▶ PROBLEM STATEMENT: Pull every line containing the word "text" from the records.

▶ PROVIDED RECORDS:
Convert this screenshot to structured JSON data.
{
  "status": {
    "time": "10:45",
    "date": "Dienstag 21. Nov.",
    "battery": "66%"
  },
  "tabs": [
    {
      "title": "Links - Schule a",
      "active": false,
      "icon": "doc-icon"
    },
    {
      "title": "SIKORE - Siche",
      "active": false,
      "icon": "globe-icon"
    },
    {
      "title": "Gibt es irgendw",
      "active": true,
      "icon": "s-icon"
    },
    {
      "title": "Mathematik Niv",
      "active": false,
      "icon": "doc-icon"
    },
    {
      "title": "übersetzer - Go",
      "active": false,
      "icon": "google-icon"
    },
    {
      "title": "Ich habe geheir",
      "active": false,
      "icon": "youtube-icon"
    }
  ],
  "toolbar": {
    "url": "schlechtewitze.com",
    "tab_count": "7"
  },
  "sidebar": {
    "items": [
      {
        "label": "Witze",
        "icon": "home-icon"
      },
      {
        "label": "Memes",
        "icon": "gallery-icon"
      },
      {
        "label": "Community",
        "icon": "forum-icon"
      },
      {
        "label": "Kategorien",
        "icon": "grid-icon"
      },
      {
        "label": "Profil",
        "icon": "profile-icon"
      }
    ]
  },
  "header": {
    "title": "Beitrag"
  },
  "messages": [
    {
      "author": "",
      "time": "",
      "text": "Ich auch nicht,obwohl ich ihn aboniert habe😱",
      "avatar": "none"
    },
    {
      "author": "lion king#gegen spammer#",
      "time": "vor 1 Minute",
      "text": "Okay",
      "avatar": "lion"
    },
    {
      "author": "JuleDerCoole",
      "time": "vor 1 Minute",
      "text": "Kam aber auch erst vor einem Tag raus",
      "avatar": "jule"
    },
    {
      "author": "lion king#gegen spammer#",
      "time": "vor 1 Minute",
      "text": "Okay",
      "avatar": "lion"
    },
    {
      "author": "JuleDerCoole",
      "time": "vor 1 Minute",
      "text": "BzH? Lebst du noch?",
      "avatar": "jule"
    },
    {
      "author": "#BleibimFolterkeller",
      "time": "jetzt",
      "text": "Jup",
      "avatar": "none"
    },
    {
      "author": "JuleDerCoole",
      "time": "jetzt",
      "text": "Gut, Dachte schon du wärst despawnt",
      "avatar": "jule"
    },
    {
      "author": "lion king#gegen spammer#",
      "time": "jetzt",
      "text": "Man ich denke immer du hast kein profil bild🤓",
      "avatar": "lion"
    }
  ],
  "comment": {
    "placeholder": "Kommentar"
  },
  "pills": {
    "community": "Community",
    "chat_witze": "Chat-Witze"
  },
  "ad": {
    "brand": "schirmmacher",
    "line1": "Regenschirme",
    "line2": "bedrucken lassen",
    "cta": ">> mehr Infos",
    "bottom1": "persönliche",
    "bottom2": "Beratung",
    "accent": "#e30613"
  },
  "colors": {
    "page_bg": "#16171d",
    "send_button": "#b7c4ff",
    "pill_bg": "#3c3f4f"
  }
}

▶ ANSWER TO THIS PROBLEM:
      "text": "Ich auch nicht,obwohl ich ihn aboniert habe😱",
      "text": "Okay",
      "text": "Kam aber auch erst vor einem Tag raus",
      "text": "Okay",
      "text": "BzH? Lebst du noch?",
      "text": "Jup",
      "text": "Gut, Dachte schon du wärst despawnt",
      "text": "Man ich denke immer du hast kein profil bild🤓",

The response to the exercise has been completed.